Conostylis setigera Lemon Lights is a dwarf-clumping perennial with bright yellow flowers. This particular Conostylis makes a great border plant for smaller gardens. It only grows to 15cm high and clumps up to 50cm wide.
A well-known local plant that is not often available in garden centres is grevillea synaphea. It has slightly prickly foliage to around 30cm high and 50cm wide, with showy cream flowers in winter and spring. Although it grows naturally in the gravels of the Darling Range, it makes itself quite at home in our sandplain gardens.
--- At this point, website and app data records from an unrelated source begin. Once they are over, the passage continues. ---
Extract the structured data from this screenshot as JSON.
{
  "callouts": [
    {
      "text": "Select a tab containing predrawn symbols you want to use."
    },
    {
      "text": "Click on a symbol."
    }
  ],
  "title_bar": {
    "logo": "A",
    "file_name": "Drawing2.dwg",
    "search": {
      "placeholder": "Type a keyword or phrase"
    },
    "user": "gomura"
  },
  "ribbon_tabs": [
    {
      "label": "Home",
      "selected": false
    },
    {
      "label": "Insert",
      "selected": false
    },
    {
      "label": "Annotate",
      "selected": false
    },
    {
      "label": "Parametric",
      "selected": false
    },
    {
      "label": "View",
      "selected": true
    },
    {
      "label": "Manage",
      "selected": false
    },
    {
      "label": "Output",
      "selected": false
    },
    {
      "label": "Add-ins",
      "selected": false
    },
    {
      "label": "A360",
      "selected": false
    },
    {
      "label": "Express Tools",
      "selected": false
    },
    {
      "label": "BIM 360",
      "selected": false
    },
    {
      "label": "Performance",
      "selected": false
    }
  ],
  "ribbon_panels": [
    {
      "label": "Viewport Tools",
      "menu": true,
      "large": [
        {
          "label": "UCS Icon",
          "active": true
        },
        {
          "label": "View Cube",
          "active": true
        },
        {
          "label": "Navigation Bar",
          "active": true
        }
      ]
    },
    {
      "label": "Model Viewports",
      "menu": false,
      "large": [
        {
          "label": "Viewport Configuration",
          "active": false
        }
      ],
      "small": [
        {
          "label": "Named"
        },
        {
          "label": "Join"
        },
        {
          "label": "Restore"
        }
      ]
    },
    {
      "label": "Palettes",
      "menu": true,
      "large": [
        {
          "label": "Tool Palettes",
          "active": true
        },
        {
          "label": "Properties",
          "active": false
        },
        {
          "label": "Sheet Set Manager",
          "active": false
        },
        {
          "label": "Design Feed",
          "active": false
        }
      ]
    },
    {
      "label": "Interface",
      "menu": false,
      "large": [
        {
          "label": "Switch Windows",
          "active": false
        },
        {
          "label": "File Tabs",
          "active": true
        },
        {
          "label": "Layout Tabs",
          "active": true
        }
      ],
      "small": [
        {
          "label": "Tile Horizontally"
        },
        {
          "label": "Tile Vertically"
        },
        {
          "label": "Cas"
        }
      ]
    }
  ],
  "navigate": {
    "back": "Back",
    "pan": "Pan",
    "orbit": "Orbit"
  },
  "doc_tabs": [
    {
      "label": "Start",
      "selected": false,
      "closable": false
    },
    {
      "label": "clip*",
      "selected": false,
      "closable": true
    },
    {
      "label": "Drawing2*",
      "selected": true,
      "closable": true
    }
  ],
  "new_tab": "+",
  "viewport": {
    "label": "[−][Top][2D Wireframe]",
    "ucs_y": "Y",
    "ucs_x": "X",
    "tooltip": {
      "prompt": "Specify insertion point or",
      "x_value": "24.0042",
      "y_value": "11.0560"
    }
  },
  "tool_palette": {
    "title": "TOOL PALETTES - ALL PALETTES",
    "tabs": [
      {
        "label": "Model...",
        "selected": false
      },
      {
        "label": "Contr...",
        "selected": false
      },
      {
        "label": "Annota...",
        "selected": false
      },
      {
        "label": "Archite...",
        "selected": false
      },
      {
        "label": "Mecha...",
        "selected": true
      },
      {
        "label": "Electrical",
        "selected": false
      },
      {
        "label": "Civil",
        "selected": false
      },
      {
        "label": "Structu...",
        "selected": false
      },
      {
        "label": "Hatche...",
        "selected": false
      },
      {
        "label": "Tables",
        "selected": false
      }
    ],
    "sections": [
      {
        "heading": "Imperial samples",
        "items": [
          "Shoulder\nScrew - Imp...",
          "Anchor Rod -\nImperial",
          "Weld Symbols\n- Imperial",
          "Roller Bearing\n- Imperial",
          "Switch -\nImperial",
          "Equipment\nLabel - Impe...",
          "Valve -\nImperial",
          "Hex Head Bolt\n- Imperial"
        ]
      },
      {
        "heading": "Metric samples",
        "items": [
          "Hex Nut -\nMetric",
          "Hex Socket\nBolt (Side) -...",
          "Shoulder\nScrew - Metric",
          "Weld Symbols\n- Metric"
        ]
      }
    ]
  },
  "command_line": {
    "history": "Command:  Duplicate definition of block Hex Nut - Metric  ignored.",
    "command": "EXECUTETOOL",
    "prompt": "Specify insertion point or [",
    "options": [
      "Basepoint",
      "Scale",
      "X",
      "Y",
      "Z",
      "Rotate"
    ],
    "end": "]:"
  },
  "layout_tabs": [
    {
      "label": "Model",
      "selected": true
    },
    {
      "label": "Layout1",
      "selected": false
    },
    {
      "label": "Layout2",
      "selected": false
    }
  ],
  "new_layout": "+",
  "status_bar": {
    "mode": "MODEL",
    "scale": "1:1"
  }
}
I have a real soft spot for the new improved version of the Flannel flower Actinotus helianthi Starbright, with its grey-green foliage and white daisy-like flowers. They are a short-lived perennial but worth a spot in every native garden.
Other great natives include pimelea White Solitaire, the native rice flower with a profusion of flowers on a 50cm high shrub; grevillea Billy Bonkers, an outstanding small shrub or ground cover with brilliant red flowers; and alyogyne Blue Heeler, the smaller version of the native hibiscus but with normal-sized purple flowers on a small 50cm shrub.
Ozothamnus Radiance is a new improved form with a more compact habit and has a mass of pure white flowers from August through to May. It grows to 1.5m in height.
Spring is a busy time to get planting in the vegie patch. It's the best time to plant out climbing and dwarf beans, capsicums, chillies, cucumbers, eggplant, spring onions, sweet corn, tomatoes and zucchini.
Try some of the heirloom beans such as Lazy Housewife, which is stringless and crops well.
Violet Queen has beautiful deep purple beans and flowers and crops for more than three months.
If space is a problem for climbing beans, try Baby Bean Sun Baby. It's a sweet little stringless bean growing to only 30cm tall but yields more than 500g per plant.
My pick of eggplants is Listada di Gandia, an heirloom Italian that matures early and has gorgeous stripes and seedless fruit. Slim Jim is a great one for barbecues because it is as it suggests: it's thin and crops within 13 weeks.
If zucchinis are your thing, try something a bit different. Blanco Lungo Cylindrico is a pale green zucchini that matures in only 10 weeks from seed.
Kids will love to see the trombone zucchini Tromboncino, which has pale lime-coloured fruit. It is at its best when you harvest it at around 20cm long but let some get to 1m. When you see zucchini flowers in the markets in Italy, they come from this zucchini.